April, 1st, 2013

 Baidu (www.baidu.com), as the top Chinese web services company, covers more than 95% of internet users in China. There are more than 4 billion search requests via Baidu every day. The huge quantity of keyword searches on Baidu reflects the genuine needs of Chinese internet users and the characteristics of their information-seeking behaviors. It may also depict the reality of the society, the economy, the culture and people’s daily lives in China. In a sense, the search terms on Baidu have become a good reference for the changing trends of social development and public opinion in China.

However, lacking systematic analysis, these search terms may only sporadically reflect the development of Chinese society and thus cannot help scholars see the whole picture and make future predictions. Their potential needs to be further and better explored. Therefore, by utilizing online data mining methods and with cooperation from Baidu Inc., the Public Opinion Research Center at Renmin University of China examined and analyzed search terms on Baidu. We proposed several new indexes, such as the China Social Care Index, China Public Opinion Pressure Index, China Economy Attention Index, People’s Well-being Attention Index, China Social Responsibility Attention Index, China Innovation Attention Index, China Social Expectation Attention Index, China Ecological Environment Safety Attention Index, China Financial Safety Attention Index, China Information Security Attention Index, China Population Security Attention Index, China Resources Security attention index, China Public Health Attention Index, and the China Public Security Attention Index. These new indexes delineated the needs and focus of internet users in China.

Dr. Yu and his team studied the top 1000 search terms on Baidu from 2009~2012. His report, Public opinion barometer: How to aggregate and analyze fragmented online information, will summarize the main findings and discuss his experiences in dealing with fragmented information online.


Dr. Guoming Yu is a Professor of Journalism and Communication at Renmin University of China. He also serves as the Associate Dean of School of Journalism and Communication and the Director of Public Opinion Research Center. Dr. Yu is also the President of the Chinese Media Economics Association, Vice President of the Chinese Communication Association, Vice President of the Higher Education Committee at China Television Artists Association, and Executive Director of the China Youth & Children Research Center. He also provides advice and support to General Administration of Press and Publication and the Taiwan Affairs Office of the State Council.

Dr. Yu’s research interests include Journalism and Communication Theories, Public Opinion Theories and Methods, and Media Economics and Social Development. He is a leading scholar of empirical research in Communication in China and has conducted over 400 projects since 1980s. Dr. Yu has published 21 books and over 400 papers, articles, and reports. He ranks No. 2 in terms of number of publications and No. 3 in terms of citations in the field of Journalism and Communication in China. He has also been honored as one of the “Top ten innovative characters for Chinese media,” “Great minds for Chinese media development,” and “Ten most influential figures on Chinese media development in the past 60 years.”
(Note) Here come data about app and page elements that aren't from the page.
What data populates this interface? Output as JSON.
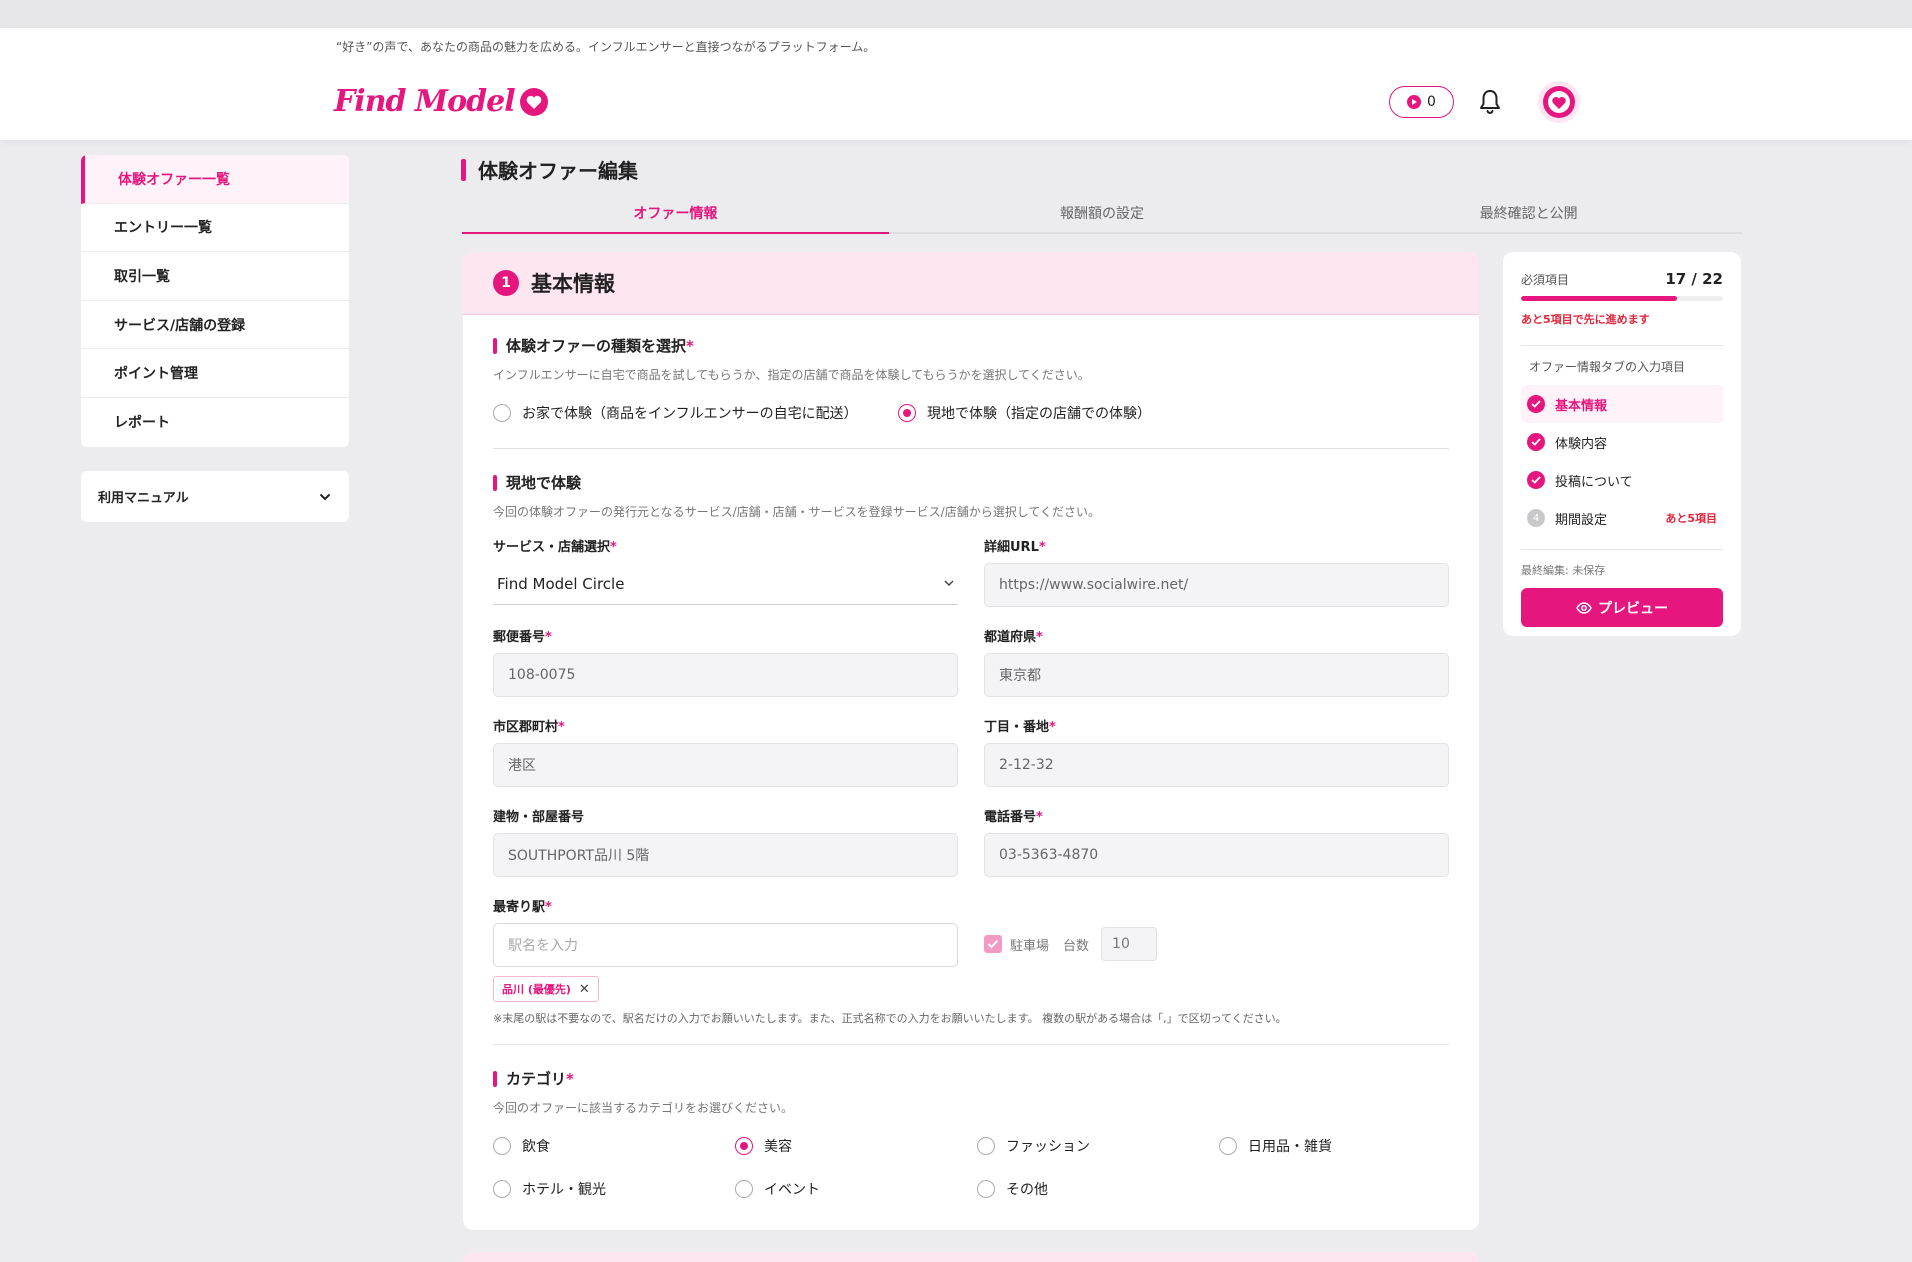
{
  "header": {
    "tagline": "“好き”の声で、あなたの商品の魅力を広める。インフルエンサーと直接つながるプラットフォーム。",
    "logo_text": "Find Model",
    "points": "0",
    "brand_color": "#e5177e"
  },
  "sidebar": {
    "items": [
      {
        "label": "体験オファー一覧"
      },
      {
        "label": "エントリー一覧"
      },
      {
        "label": "取引一覧"
      },
      {
        "label": "サービス/店舗の登録"
      },
      {
        "label": "ポイント管理"
      },
      {
        "label": "レポート"
      }
    ],
    "manual_label": "利用マニュアル"
  },
  "page": {
    "title": "体験オファー編集",
    "tabs": [
      {
        "label": "オファー情報"
      },
      {
        "label": "報酬額の設定"
      },
      {
        "label": "最終確認と公開"
      }
    ]
  },
  "form": {
    "section_number": "1",
    "section_title": "基本情報",
    "offer_type": {
      "title": "体験オファーの種類を選択",
      "required": "*",
      "description": "インフルエンサーに自宅で商品を試してもらうか、指定の店舗で商品を体験してもらうかを選択してください。",
      "options": [
        {
          "label": "お家で体験（商品をインフルエンサーの自宅に配送）"
        },
        {
          "label": "現地で体験（指定の店舗での体験）"
        }
      ]
    },
    "onsite": {
      "title": "現地で体験",
      "description": "今回の体験オファーの発行元となるサービス/店舗・店舗・サービスを登録サービス/店舗から選択してください。",
      "service_label": "サービス・店舗選択",
      "service_value": "Find Model Circle",
      "url_label": "詳細URL",
      "url_value": "https://www.socialwire.net/",
      "zip_label": "郵便番号",
      "zip_value": "108-0075",
      "pref_label": "都道府県",
      "pref_value": "東京都",
      "city_label": "市区郡町村",
      "city_value": "港区",
      "street_label": "丁目・番地",
      "street_value": "2-12-32",
      "building_label": "建物・部屋番号",
      "building_value": "SOUTHPORT品川 5階",
      "phone_label": "電話番号",
      "phone_value": "03-5363-4870",
      "station_label": "最寄り駅",
      "station_placeholder": "駅名を入力",
      "parking_label": "駐車場",
      "count_label": "台数",
      "count_value": "10",
      "station_tag": "品川 (最優先)",
      "station_note": "※末尾の駅は不要なので、駅名だけの入力でお願いいたします。また、正式名称での入力をお願いいたします。 複数の駅がある場合は「,」で区切ってください。"
    },
    "category": {
      "title": "カテゴリ",
      "description": "今回のオファーに該当するカテゴリをお選びください。",
      "options": [
        {
          "label": "飲食"
        },
        {
          "label": "美容"
        },
        {
          "label": "ファッション"
        },
        {
          "label": "日用品・雑貨"
        },
        {
          "label": "ホテル・観光"
        },
        {
          "label": "イベント"
        },
        {
          "label": "その他"
        }
      ],
      "selected": "美容"
    }
  },
  "progress": {
    "label": "必須項目",
    "count": "17 / 22",
    "fraction": 0.773,
    "warning": "あと5項目で先に進めます",
    "sub_title": "オファー情報タブの入力項目",
    "items": [
      {
        "label": "基本情報"
      },
      {
        "label": "体験内容"
      },
      {
        "label": "投稿について"
      },
      {
        "label": "期間設定",
        "number": "4",
        "remain": "あと5項目"
      }
    ],
    "last_edit": "最終編集: 未保存",
    "preview_label": "プレビュー"
  }
}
His selective publications include Look into media industry in China: Reform motivation and future directions(1993); Public opinion research in China (1993); The essence of media industry and competition strategy (2003);Public opinion: theories, methods and application (2005); Soft power of Chinese media (2009); Microblog: Examination of the new platform for communication—Influence model and its social application (2011); Bluebook of media industry development index in China (2012); Annual report on public opinion in China (2012). In recent years, he has devoted himself to the applications of digital text analysis to monitor and examine online public opinion, and the explorations of utilizing cognitive neuroscience methods in communication studies.